One of my favorite moments at this year’s AMC was my radio interview with three bright kids from Detroit who participated in the DiscoTech workshop. It was their first time on the radio and with great enthusiasm they shared their experiences teaching others about science and technology and how the opportunity for leadership at the AMC instilled confidence in them.
My experience at this year's Allied Media Conference was memorable, not so much because of the amazing workshops, but because of the powerful stories I heard while coordinating the AMC’s Live radio station. As one of the radio coordinators for Really Rad Radio, it meant much of my time was spent in the makeshift station on the second floor of McGregor Memorial Hall facilitating programming for our live broadcast of the conference. Though I didn't attend many workshops, I learned so much from the people who came on the air and bravely shared their personal stories of struggle, described the uniqueness of their communities, and highlighted the important work that they are doing to advance our movements. This kind of storytelling is inspiring and informative, but more importantly, it provides a portrait of communities not often represented in the media. Every time we hear these voices, our perceptions change, and we take a step forward in connecting to each other.
I quickly discovered making radio on the fly is challenging. We had lots of technical difficulties, but that's why it’s called the radio station practice space, so we can problem solve, experiment, and work together to make the technology work. The moment we went on the air and got the FM broadcast and Internet streaming to work with the mesh networks was pure magic. SUCCESS! We were using technology to broadcast our message to the world and effectively, occupying the airwaves. For all of us working at the radio station, this was very exciting!
Once we were on the air, our focus shifted to making quality programming. If for just one weekend, we wanted to bring the people of Detroit some radical and transformative messages told by some of the best organizers and media makers from all over the country. Throughout the weekend, conference goers produced 18 amazing shows, some by people who have never done radio before. We imagined listeners from Detroit tuning into our station and wondering, "What the heck is this?" We expected what they heard was new and interesting to them and that it would give them a glimpse into worlds they had not experienced before. Perhaps, it would event generate curiosity about the new voices they heard on the air.
Because there is power in having access to media, I realized how important it is to share our skills with each other to make this possible, especially by empowering women and people of color to become technically savvy. In a field dominated by older white men, it was really exciting to have two young, female Latinas running and operating a radio station in a major US city. This is the exception and not the norm. But the AMC is just that, an exception to the rules, a demonstration what kind of world is possible when we advance women, people of color, and other underrepresented communities to own the power they possess.
Some of the highlights include members of Iraq Veterans Against the War speaking out against homophobia and sexual assault in the military and organizers from All of Us or None talking about the growing prison industrial complex in states like California and Texas and the prison moratorium campaigns they are working on to address these issues.

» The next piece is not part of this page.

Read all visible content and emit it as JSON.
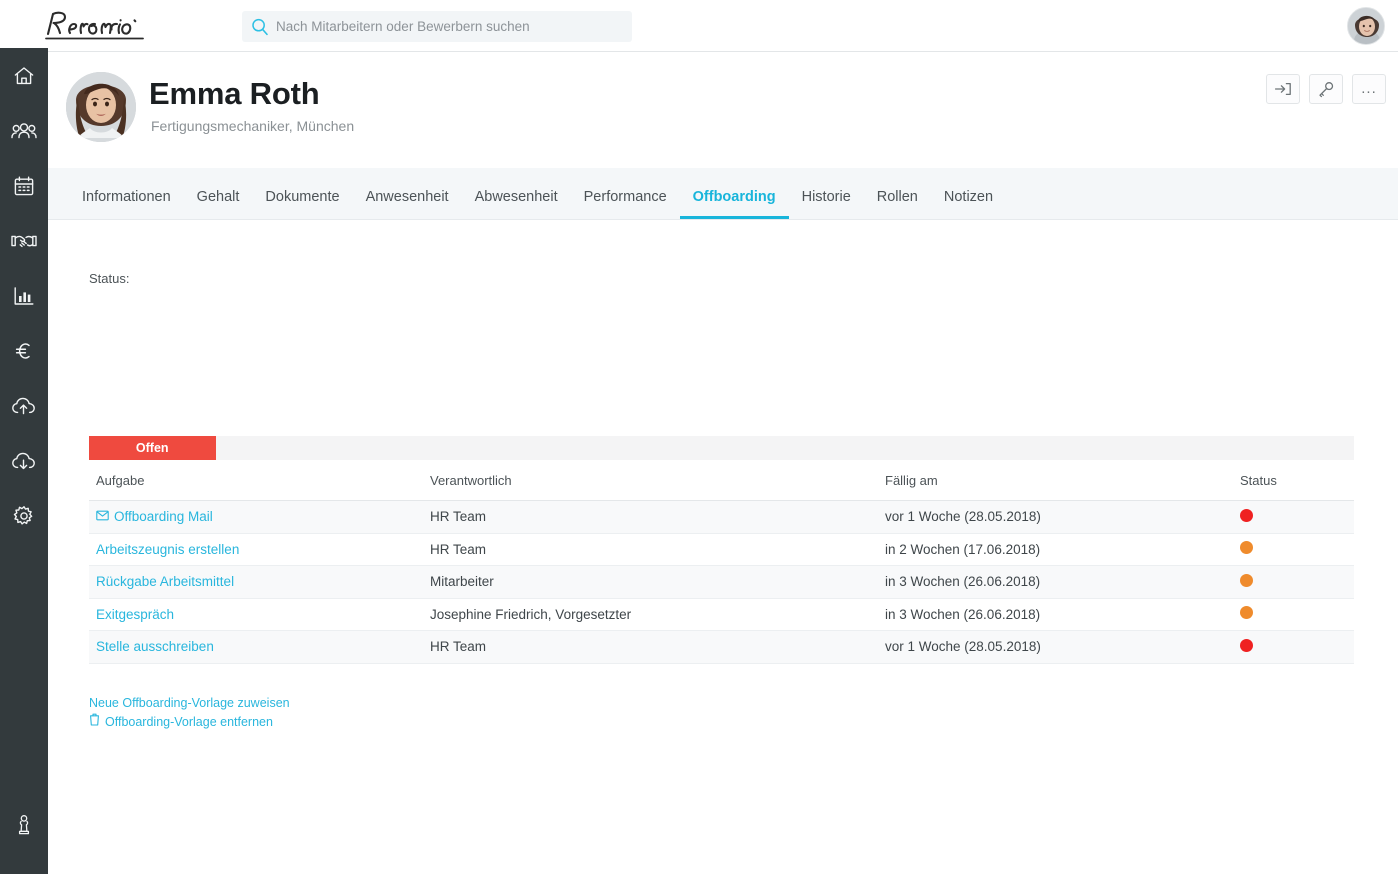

We had the pleasure of hearing from MAG-Net members of Local 782, and also of the band Pop Pistol, talking about the importance of supporting local independent artists. Additionally, Media Mobilizing Project, Migrant Justice and the Vermont Workers Center hosted a show where they shared successes they’ve had with organizing union and farm workers to make media and the impact it has on their political initiatives.
AMC's Really Rad Radio was bilingual. We featured Spanish language programming by Medios Caminantes, a network of independent producers who share media in español that addresses issues faced by Latino immigrants. The women of Indignación, the OWS Spanish-language press, hosted a program that focused on their coverage of the student movement in Mexico. They even featured guests from Mexico who were dialed in via Skype and put on the radio! In keeping with the North American theme, our friends from Toronto hosted a show about media co-ops in Canada and we learned how they do community radio across the border.
Audio clips made during Philly Youth Radio's workshop were also played on the air, as well as clips made during the Digital Storytelling Workshop. Other radical programming included Radio Against Apartheid, a program which sheds light on the pro-liberation struggle in Palestine and This Light: Sounds for Social Change, a show which demonstrates through guests and revolutionary songs, the strong intersection of music and social movements.
As the Prometheus Radio Project embarks on a journey to build a network of hundreds of new community radio stations across the country, I am inspired by last weekend’s demonstrations of people powered media. It’s an example of what's possible when we have access to our own media. It’s also a reminder that making radio is FUN! And hopefully, programmers left the radio station practice space with the satisfaction that someone out there somewhere is listening to their message and connecting to them.
**Special thanks to the Prometheus, OTI and AMP tech crews, Gavin Dahl of KYRS, Sakura Sanders, and the tech director of Really RAD Radio, Ana Martina, for working to put our brains together to Create, Connect, and Transform the media.**
Vanessa Graber is the community radio director for Prometheus Radio Project, Prometheus uses participatory radio as a tool for social justice organizing and a voice for community expression.